Within the lines below, find those that hold the string "JSON" and copy each one.

===== Given records =====

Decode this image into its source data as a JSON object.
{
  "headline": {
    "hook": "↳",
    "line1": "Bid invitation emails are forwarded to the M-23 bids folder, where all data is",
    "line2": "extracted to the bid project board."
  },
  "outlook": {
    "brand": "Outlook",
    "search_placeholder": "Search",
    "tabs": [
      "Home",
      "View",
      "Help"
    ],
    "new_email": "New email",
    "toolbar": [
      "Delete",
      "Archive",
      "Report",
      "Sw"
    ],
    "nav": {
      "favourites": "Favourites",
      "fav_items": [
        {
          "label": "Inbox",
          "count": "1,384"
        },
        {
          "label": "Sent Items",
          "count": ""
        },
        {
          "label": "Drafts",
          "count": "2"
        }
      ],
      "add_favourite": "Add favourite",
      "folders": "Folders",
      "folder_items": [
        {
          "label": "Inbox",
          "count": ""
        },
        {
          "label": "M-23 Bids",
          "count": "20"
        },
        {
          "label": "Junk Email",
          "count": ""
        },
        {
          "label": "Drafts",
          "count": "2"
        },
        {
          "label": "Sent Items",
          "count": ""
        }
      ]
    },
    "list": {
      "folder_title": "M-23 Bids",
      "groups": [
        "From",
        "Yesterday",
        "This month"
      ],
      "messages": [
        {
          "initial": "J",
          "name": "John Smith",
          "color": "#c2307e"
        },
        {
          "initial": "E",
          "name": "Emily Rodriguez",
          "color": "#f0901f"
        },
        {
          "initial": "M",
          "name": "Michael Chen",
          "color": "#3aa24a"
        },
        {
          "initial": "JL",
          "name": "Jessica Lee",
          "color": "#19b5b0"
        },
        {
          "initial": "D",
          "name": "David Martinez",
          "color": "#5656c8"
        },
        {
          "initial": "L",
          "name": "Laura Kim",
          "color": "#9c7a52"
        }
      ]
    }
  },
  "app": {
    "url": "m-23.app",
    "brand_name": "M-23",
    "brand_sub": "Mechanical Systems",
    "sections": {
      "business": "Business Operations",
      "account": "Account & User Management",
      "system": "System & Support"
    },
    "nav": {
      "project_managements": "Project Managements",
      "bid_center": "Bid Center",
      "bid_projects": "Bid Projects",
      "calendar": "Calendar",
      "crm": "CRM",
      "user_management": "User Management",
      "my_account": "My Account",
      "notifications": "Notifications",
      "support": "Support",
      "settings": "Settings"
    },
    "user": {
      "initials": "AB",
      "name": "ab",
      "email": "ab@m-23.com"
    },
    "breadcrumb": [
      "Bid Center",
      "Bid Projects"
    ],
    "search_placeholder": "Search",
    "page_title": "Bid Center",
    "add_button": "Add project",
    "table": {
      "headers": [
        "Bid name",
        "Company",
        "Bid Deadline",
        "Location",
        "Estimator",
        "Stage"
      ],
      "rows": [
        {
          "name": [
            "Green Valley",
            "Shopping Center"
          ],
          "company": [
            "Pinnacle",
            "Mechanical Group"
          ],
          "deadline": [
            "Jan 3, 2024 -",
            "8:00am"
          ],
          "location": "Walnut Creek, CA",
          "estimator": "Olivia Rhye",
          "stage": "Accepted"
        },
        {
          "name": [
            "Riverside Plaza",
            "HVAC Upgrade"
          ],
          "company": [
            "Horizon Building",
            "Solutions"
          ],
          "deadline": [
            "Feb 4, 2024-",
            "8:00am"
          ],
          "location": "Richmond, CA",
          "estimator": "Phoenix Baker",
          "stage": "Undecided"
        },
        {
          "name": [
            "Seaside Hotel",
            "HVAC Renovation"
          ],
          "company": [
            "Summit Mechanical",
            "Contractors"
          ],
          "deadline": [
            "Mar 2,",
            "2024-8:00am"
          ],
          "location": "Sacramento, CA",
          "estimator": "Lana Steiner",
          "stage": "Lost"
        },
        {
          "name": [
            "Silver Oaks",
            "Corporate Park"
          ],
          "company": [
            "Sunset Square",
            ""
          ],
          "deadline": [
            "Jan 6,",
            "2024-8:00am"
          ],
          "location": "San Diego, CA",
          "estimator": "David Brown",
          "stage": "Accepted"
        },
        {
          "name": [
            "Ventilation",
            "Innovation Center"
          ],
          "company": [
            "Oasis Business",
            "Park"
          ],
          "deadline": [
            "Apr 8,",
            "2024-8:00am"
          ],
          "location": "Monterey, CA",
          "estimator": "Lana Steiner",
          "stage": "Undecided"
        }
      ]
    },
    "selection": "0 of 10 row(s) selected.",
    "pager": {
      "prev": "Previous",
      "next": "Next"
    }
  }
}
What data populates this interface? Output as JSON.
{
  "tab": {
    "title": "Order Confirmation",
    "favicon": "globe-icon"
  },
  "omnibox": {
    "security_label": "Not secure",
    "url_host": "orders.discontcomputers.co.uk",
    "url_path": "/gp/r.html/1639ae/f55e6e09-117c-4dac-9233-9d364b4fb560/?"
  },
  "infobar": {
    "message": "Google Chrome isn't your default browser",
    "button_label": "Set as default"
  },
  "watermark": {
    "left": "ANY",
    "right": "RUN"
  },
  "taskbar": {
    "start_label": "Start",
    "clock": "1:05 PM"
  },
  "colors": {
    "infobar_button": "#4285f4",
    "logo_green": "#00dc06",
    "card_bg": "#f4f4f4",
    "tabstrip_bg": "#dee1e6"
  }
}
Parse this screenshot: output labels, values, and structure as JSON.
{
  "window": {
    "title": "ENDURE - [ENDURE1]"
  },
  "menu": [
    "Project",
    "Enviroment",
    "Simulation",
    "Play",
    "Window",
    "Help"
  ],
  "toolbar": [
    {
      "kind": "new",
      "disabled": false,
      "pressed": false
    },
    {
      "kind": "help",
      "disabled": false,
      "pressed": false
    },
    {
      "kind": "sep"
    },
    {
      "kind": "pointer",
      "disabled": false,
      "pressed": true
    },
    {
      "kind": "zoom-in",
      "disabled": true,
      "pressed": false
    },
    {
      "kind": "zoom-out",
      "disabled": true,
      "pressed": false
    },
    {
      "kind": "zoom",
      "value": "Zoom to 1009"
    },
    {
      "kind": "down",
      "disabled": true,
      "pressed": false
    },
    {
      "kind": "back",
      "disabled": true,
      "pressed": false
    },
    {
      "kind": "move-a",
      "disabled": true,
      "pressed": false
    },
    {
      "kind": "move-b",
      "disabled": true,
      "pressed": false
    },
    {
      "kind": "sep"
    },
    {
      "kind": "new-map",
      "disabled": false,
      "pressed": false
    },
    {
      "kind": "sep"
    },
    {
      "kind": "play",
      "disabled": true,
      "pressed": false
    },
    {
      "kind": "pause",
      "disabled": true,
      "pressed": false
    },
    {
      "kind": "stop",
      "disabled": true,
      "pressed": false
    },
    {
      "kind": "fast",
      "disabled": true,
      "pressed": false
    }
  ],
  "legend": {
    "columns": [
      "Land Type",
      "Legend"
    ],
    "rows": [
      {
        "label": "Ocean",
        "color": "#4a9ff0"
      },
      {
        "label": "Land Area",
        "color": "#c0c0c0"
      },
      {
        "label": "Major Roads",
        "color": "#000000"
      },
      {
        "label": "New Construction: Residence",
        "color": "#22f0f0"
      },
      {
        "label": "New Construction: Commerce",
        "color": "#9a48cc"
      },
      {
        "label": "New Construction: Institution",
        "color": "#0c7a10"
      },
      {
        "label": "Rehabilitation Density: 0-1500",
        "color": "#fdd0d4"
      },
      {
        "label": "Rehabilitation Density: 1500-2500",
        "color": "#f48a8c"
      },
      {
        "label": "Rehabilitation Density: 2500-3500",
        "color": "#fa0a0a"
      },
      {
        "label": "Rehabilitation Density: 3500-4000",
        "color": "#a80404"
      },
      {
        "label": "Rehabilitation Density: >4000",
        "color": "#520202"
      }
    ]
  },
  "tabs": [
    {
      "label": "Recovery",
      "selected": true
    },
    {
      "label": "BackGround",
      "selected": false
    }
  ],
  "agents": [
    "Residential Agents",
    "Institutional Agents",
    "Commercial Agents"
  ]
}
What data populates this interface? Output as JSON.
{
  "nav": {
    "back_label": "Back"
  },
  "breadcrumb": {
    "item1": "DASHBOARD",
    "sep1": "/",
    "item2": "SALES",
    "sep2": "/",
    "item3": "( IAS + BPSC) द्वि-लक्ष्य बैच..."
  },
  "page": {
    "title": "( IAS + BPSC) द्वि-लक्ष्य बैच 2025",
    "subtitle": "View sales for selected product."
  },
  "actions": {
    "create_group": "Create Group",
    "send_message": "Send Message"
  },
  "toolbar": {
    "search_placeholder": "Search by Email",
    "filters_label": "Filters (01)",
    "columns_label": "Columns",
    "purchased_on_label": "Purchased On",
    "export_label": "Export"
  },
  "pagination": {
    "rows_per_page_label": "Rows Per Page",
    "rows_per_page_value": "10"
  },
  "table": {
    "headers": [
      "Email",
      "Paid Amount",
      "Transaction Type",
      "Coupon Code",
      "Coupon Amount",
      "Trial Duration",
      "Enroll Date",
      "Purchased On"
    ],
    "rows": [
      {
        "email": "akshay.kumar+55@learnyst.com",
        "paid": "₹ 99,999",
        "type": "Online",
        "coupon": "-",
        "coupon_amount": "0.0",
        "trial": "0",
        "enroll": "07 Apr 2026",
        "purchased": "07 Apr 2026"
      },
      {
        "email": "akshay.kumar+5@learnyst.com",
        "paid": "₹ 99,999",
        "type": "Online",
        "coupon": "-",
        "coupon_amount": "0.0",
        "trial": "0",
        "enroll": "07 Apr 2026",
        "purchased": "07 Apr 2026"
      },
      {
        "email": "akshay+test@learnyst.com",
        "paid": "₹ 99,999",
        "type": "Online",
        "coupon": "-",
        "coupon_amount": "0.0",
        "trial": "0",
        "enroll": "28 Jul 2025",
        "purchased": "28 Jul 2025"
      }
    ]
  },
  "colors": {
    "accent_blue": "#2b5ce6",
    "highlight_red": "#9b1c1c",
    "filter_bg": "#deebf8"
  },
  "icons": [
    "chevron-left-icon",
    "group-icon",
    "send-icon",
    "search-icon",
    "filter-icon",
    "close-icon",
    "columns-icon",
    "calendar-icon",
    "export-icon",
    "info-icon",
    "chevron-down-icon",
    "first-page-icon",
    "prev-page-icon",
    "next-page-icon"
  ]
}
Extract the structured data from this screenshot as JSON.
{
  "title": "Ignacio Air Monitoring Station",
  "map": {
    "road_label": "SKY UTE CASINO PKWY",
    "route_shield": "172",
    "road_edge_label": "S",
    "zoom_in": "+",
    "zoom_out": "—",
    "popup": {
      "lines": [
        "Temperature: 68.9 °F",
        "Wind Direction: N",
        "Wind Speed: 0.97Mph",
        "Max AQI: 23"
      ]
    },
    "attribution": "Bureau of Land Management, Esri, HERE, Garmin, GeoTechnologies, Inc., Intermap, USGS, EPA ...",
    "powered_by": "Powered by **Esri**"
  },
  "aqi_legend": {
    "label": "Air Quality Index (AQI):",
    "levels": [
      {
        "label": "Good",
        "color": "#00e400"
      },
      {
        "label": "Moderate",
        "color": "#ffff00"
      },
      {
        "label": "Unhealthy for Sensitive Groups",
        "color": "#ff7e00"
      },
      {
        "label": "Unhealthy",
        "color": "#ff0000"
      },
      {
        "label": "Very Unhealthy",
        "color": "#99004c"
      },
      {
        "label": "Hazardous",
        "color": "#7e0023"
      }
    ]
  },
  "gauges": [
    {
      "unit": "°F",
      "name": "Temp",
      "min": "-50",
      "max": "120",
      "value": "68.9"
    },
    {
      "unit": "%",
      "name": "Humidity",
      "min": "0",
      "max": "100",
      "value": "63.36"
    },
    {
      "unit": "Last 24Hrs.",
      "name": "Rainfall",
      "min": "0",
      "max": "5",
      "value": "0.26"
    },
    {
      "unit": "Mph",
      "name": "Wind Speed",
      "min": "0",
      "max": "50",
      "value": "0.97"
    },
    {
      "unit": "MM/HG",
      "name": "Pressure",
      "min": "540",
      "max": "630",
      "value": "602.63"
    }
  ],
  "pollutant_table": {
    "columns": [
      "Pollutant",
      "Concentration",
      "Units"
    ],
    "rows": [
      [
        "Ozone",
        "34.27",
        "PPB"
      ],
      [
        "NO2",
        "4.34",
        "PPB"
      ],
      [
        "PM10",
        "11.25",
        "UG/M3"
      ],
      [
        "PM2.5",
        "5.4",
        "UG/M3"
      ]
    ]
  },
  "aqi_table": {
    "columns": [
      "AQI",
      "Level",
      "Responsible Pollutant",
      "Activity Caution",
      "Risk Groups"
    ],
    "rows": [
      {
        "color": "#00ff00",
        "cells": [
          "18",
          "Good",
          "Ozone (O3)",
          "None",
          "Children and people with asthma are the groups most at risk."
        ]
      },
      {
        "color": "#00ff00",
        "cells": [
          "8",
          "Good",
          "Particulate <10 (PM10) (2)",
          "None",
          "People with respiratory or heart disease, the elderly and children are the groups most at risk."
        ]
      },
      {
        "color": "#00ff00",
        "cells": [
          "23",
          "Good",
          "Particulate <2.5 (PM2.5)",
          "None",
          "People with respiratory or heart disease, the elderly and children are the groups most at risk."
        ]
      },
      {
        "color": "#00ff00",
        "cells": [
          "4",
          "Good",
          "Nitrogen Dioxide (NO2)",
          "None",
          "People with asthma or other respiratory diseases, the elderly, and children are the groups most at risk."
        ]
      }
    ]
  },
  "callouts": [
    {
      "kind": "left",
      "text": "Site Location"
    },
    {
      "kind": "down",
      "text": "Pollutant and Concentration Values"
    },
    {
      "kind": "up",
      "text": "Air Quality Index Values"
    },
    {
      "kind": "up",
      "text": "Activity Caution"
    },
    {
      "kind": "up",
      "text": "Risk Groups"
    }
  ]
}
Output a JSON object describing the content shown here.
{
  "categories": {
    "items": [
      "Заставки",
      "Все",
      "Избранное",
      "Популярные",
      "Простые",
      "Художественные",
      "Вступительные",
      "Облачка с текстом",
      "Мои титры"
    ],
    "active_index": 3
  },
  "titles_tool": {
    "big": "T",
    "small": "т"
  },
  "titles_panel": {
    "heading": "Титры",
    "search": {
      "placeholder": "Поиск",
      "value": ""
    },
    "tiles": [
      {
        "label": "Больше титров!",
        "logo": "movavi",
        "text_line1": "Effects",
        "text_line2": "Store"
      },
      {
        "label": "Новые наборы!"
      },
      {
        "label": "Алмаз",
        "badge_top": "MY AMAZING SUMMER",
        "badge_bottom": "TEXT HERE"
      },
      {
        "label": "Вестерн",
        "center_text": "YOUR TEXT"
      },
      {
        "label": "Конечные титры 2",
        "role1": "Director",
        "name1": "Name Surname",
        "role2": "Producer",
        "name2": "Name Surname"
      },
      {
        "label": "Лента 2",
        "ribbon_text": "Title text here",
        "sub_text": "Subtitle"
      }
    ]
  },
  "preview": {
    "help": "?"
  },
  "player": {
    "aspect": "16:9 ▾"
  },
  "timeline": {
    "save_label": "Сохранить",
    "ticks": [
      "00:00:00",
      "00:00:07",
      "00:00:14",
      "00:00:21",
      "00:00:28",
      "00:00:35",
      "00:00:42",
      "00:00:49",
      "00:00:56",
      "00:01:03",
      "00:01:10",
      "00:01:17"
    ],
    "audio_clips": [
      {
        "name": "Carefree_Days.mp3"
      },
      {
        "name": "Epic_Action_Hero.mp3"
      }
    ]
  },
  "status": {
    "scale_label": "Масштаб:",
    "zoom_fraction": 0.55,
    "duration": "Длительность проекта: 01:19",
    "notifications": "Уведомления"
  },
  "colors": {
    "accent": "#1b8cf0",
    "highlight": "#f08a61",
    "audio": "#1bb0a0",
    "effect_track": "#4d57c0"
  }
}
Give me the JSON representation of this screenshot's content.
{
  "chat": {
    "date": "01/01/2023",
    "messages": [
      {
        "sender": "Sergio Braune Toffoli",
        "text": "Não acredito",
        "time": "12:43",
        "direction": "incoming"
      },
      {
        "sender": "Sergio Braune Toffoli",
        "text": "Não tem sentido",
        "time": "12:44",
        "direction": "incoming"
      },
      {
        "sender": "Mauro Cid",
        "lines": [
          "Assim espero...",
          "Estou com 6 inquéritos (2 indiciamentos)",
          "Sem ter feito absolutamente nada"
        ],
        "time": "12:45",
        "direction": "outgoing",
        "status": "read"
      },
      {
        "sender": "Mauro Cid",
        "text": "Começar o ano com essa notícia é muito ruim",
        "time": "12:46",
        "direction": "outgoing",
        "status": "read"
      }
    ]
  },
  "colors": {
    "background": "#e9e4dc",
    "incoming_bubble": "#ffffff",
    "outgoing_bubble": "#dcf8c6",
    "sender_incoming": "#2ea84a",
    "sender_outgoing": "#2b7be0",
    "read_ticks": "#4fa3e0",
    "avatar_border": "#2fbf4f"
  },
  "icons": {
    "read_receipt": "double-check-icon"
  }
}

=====

* Exercise answer:
Decode this image into its source data as a JSON object.
What data populates this interface? Output as JSON.
Parse this screenshot: output labels, values, and structure as JSON.
What data populates this interface? Output as JSON.
Extract the structured data from this screenshot as JSON.
Output a JSON object describing the content shown here.
Give me the JSON representation of this screenshot's content.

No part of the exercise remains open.